Records:
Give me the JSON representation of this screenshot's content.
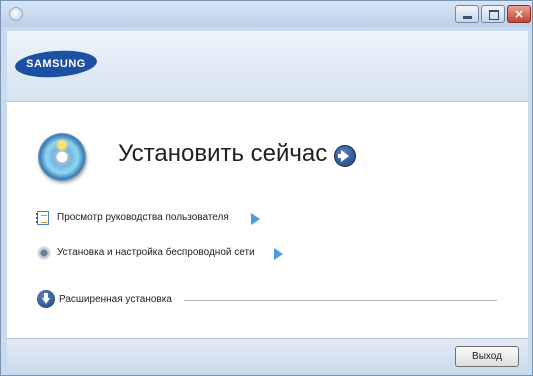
{
  "window": {
    "controls": {
      "close_symbol": "×"
    }
  },
  "header": {
    "logo_text": "SAMSUNG"
  },
  "main": {
    "install_now_label": "Установить сейчас",
    "links": [
      {
        "label": "Просмотр руководства пользователя",
        "icon": "document-icon"
      },
      {
        "label": "Установка и настройка беспроводной сети",
        "icon": "wireless-network-icon"
      }
    ],
    "advanced_label": "Расширенная установка"
  },
  "footer": {
    "exit_label": "Выход"
  },
  "colors": {
    "brand_blue": "#1d4fa3",
    "accent_blue": "#4b9be2",
    "window_frame": "#c9daec"
  }
}
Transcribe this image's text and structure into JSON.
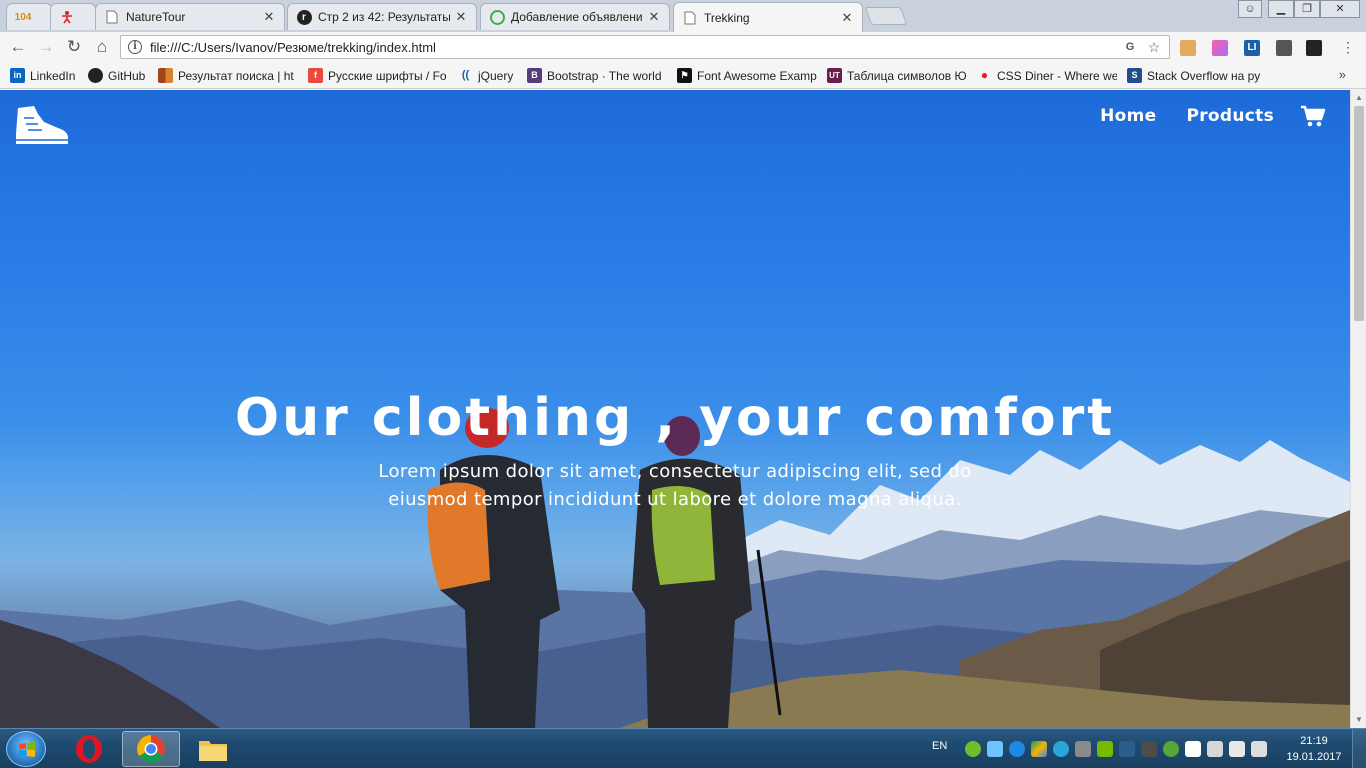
{
  "browser": {
    "tabs": [
      {
        "label": "104",
        "kind": "pinned",
        "favicon": "counter-icon"
      },
      {
        "label": "",
        "kind": "pinned",
        "favicon": "red-figure-icon"
      },
      {
        "label": "NatureTour",
        "kind": "normal",
        "favicon": "page-icon"
      },
      {
        "label": "Стр 2 из 42: Результаты",
        "kind": "normal",
        "favicon": "r-icon"
      },
      {
        "label": "Добавление объявлени",
        "kind": "normal",
        "favicon": "avito-icon"
      },
      {
        "label": "Trekking",
        "kind": "active",
        "favicon": "page-icon"
      }
    ],
    "url": "file:///C:/Users/Ivanov/Резюме/trekking/index.html",
    "bookmarks": [
      {
        "label": "LinkedIn",
        "icon": "linkedin-icon",
        "color": "#0a66c2",
        "glyph": "in"
      },
      {
        "label": "GitHub",
        "icon": "github-icon",
        "color": "#222222",
        "glyph": "●"
      },
      {
        "label": "Результат поиска | ht",
        "icon": "blocks-icon",
        "color": "#a0441b",
        "glyph": "■"
      },
      {
        "label": "Русские шрифты / Fo",
        "icon": "fonts-icon",
        "color": "#e84a3c",
        "glyph": "f"
      },
      {
        "label": "jQuery",
        "icon": "jquery-icon",
        "color": "#1b5fa8",
        "glyph": "(("
      },
      {
        "label": "Bootstrap · The world",
        "icon": "bootstrap-icon",
        "color": "#563d7c",
        "glyph": "B"
      },
      {
        "label": "Font Awesome Examp",
        "icon": "font-awesome-icon",
        "color": "#111111",
        "glyph": "⚑"
      },
      {
        "label": "Таблица символов Ю",
        "icon": "symbols-icon",
        "color": "#6a1d4f",
        "glyph": "UT"
      },
      {
        "label": "CSS Diner - Where we",
        "icon": "css-diner-icon",
        "color": "#e02222",
        "glyph": "●"
      },
      {
        "label": "Stack Overflow на ру",
        "icon": "stackoverflow-icon",
        "color": "#1f4e8c",
        "glyph": "S"
      }
    ]
  },
  "site": {
    "nav": [
      {
        "label": "Home"
      },
      {
        "label": "Products"
      }
    ],
    "hero": {
      "title": "Our clothing , your comfort",
      "text": "Lorem ipsum dolor sit amet, consectetur adipiscing elit, sed do eiusmod tempor incididunt ut labore et dolore magna aliqua."
    }
  },
  "taskbar": {
    "apps": [
      {
        "name": "opera-icon",
        "active": false
      },
      {
        "name": "chrome-icon",
        "active": true
      },
      {
        "name": "file-explorer-icon",
        "active": false
      }
    ],
    "lang": "EN",
    "time": "21:19",
    "date": "19.01.2017"
  }
}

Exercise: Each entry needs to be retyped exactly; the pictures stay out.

Answer:
Give me the JSON representation of this screenshot's content.
{
  "window": {
    "controls": {
      "close_symbol": "×"
    }
  },
  "header": {
    "logo_text": "SAMSUNG"
  },
  "main": {
    "install_now_label": "Установить сейчас",
    "links": [
      {
        "label": "Просмотр руководства пользователя",
        "icon": "document-icon"
      },
      {
        "label": "Установка и настройка беспроводной сети",
        "icon": "wireless-network-icon"
      }
    ],
    "advanced_label": "Расширенная установка"
  },
  "footer": {
    "exit_label": "Выход"
  },
  "colors": {
    "brand_blue": "#1d4fa3",
    "accent_blue": "#4b9be2",
    "window_frame": "#c9daec"
  }
}
Transcribe this image's text and structure into JSON.
{
  "browser": {
    "tabs": [
      {
        "label": "104",
        "kind": "pinned",
        "favicon": "counter-icon"
      },
      {
        "label": "",
        "kind": "pinned",
        "favicon": "red-figure-icon"
      },
      {
        "label": "NatureTour",
        "kind": "normal",
        "favicon": "page-icon"
      },
      {
        "label": "Стр 2 из 42: Результаты",
        "kind": "normal",
        "favicon": "r-icon"
      },
      {
        "label": "Добавление объявлени",
        "kind": "normal",
        "favicon": "avito-icon"
      },
      {
        "label": "Trekking",
        "kind": "active",
        "favicon": "page-icon"
      }
    ],
    "url": "file:///C:/Users/Ivanov/Резюме/trekking/index.html",
    "bookmarks": [
      {
        "label": "LinkedIn",
        "icon": "linkedin-icon",
        "color": "#0a66c2",
        "glyph": "in"
      },
      {
        "label": "GitHub",
        "icon": "github-icon",
        "color": "#222222",
        "glyph": "●"
      },
      {
        "label": "Результат поиска | ht",
        "icon": "blocks-icon",
        "color": "#a0441b",
        "glyph": "■"
      },
      {
        "label": "Русские шрифты / Fo",
        "icon": "fonts-icon",
        "color": "#e84a3c",
        "glyph": "f"
      },
      {
        "label": "jQuery",
        "icon": "jquery-icon",
        "color": "#1b5fa8",
        "glyph": "(("
      },
      {
        "label": "Bootstrap · The world",
        "icon": "bootstrap-icon",
        "color": "#563d7c",
        "glyph": "B"
      },
      {
        "label": "Font Awesome Examp",
        "icon": "font-awesome-icon",
        "color": "#111111",
        "glyph": "⚑"
      },
      {
        "label": "Таблица символов Ю",
        "icon": "symbols-icon",
        "color": "#6a1d4f",
        "glyph": "UT"
      },
      {
        "label": "CSS Diner - Where we",
        "icon": "css-diner-icon",
        "color": "#e02222",
        "glyph": "●"
      },
      {
        "label": "Stack Overflow на ру",
        "icon": "stackoverflow-icon",
        "color": "#1f4e8c",
        "glyph": "S"
      }
    ]
  },
  "site": {
    "nav": [
      {
        "label": "Home"
      },
      {
        "label": "Products"
      }
    ],
    "hero": {
      "title": "Our clothing , your comfort",
      "text": "Lorem ipsum dolor sit amet, consectetur adipiscing elit, sed do eiusmod tempor incididunt ut labore et dolore magna aliqua."
    }
  },
  "taskbar": {
    "apps": [
      {
        "name": "opera-icon",
        "active": false
      },
      {
        "name": "chrome-icon",
        "active": true
      },
      {
        "name": "file-explorer-icon",
        "active": false
      }
    ],
    "lang": "EN",
    "time": "21:19",
    "date": "19.01.2017"
  }
}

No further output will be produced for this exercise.